PROBLEM TO SOLVE: Make an exact copy of the records, leaving out the images.

Excerpts from a dataset
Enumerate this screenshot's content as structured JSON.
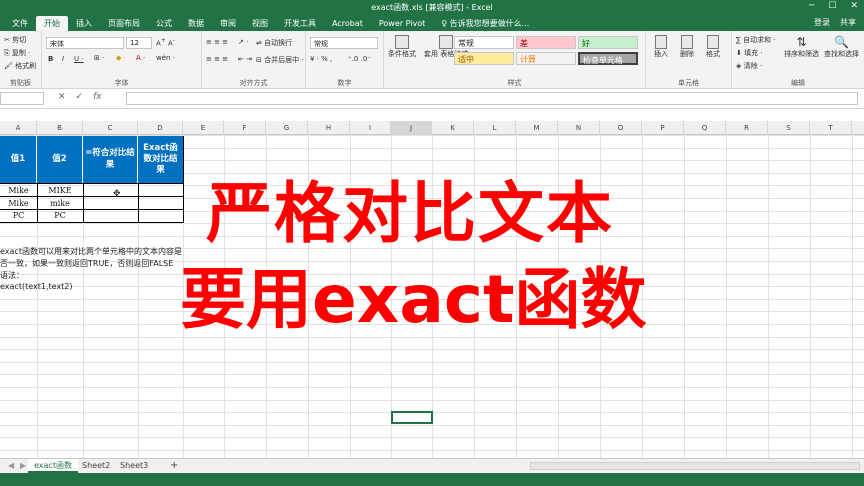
{
  "window": {
    "title": "exact函数.xls  [兼容模式] - Excel",
    "login": "登录",
    "share": "共享"
  },
  "ribbon_tabs": [
    "文件",
    "开始",
    "插入",
    "页面布局",
    "公式",
    "数据",
    "审阅",
    "视图",
    "开发工具",
    "Acrobat",
    "Power Pivot",
    "♀ 告诉我您想要做什么..."
  ],
  "clipboard": {
    "cut": "剪切",
    "copy": "复制 ·",
    "format_painter": "格式刷",
    "label": "剪贴板"
  },
  "font": {
    "name": "宋体",
    "size": "12",
    "label": "字体"
  },
  "alignment": {
    "wrap": "自动换行",
    "merge": "合并后居中 ·",
    "label": "对齐方式"
  },
  "number": {
    "format": "常规",
    "label": "数字"
  },
  "styles": {
    "conditional": "条件格式",
    "table": "套用\n表格格式",
    "normal": "常规",
    "bad": "差",
    "good": "好",
    "neutral": "适中",
    "calc": "计算",
    "check": "检查单元格",
    "label": "样式"
  },
  "cells_group": {
    "insert": "插入",
    "delete": "删除",
    "format": "格式",
    "label": "单元格"
  },
  "editing": {
    "autosum": "∑ 自动求和 ·",
    "fill": "填充 ·",
    "clear": "清除 ·",
    "sort": "排序和筛选",
    "find": "查找和选择",
    "label": "编辑"
  },
  "formula_bar": {
    "cancel": "✕",
    "confirm": "✓",
    "fx": "fx"
  },
  "columns": [
    "A",
    "B",
    "C",
    "D",
    "E",
    "F",
    "G",
    "H",
    "I",
    "J",
    "K",
    "L",
    "M",
    "N",
    "O",
    "P",
    "Q",
    "R",
    "S",
    "T"
  ],
  "selected_column": "J",
  "table": {
    "headers": [
      "值1",
      "值2",
      "=符合对比结果",
      "Exact函数对比结果"
    ],
    "rows": [
      [
        "Mike",
        "MIKE",
        "",
        ""
      ],
      [
        "Mike",
        "mike",
        "",
        ""
      ],
      [
        "PC",
        "PC",
        "",
        ""
      ]
    ]
  },
  "notes": [
    "exact函数可以用来对比两个单元格中的文本内容是",
    "否一致，如果一致则返回TRUE，否则返回FALSE",
    "语法：",
    "exact(text1,text2)"
  ],
  "overlay": {
    "line1": "严格对比文本",
    "line2": "要用exact函数"
  },
  "sheets": [
    "exact函数",
    "Sheet2",
    "Sheet3"
  ],
  "add_sheet": "+",
  "colors": {
    "excel_green": "#217346",
    "header_blue": "#0070c0",
    "overlay_red": "#ff0000"
  }
}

ANSWER BELOW:
Enumerate this screenshot's content as structured JSON.
{
  "window": {
    "title": "exact函数.xls  [兼容模式] - Excel",
    "login": "登录",
    "share": "共享"
  },
  "ribbon_tabs": [
    "文件",
    "开始",
    "插入",
    "页面布局",
    "公式",
    "数据",
    "审阅",
    "视图",
    "开发工具",
    "Acrobat",
    "Power Pivot",
    "♀ 告诉我您想要做什么..."
  ],
  "clipboard": {
    "cut": "剪切",
    "copy": "复制 ·",
    "format_painter": "格式刷",
    "label": "剪贴板"
  },
  "font": {
    "name": "宋体",
    "size": "12",
    "label": "字体"
  },
  "alignment": {
    "wrap": "自动换行",
    "merge": "合并后居中 ·",
    "label": "对齐方式"
  },
  "number": {
    "format": "常规",
    "label": "数字"
  },
  "styles": {
    "conditional": "条件格式",
    "table": "套用\n表格格式",
    "normal": "常规",
    "bad": "差",
    "good": "好",
    "neutral": "适中",
    "calc": "计算",
    "check": "检查单元格",
    "label": "样式"
  },
  "cells_group": {
    "insert": "插入",
    "delete": "删除",
    "format": "格式",
    "label": "单元格"
  },
  "editing": {
    "autosum": "∑ 自动求和 ·",
    "fill": "填充 ·",
    "clear": "清除 ·",
    "sort": "排序和筛选",
    "find": "查找和选择",
    "label": "编辑"
  },
  "formula_bar": {
    "cancel": "✕",
    "confirm": "✓",
    "fx": "fx"
  },
  "columns": [
    "A",
    "B",
    "C",
    "D",
    "E",
    "F",
    "G",
    "H",
    "I",
    "J",
    "K",
    "L",
    "M",
    "N",
    "O",
    "P",
    "Q",
    "R",
    "S",
    "T"
  ],
  "selected_column": "J",
  "table": {
    "headers": [
      "值1",
      "值2",
      "=符合对比结果",
      "Exact函数对比结果"
    ],
    "rows": [
      [
        "Mike",
        "MIKE",
        "",
        ""
      ],
      [
        "Mike",
        "mike",
        "",
        ""
      ],
      [
        "PC",
        "PC",
        "",
        ""
      ]
    ]
  },
  "notes": [
    "exact函数可以用来对比两个单元格中的文本内容是",
    "否一致，如果一致则返回TRUE，否则返回FALSE",
    "语法：",
    "exact(text1,text2)"
  ],
  "overlay": {
    "line1": "严格对比文本",
    "line2": "要用exact函数"
  },
  "sheets": [
    "exact函数",
    "Sheet2",
    "Sheet3"
  ],
  "add_sheet": "+",
  "colors": {
    "excel_green": "#217346",
    "header_blue": "#0070c0",
    "overlay_red": "#ff0000"
  }
}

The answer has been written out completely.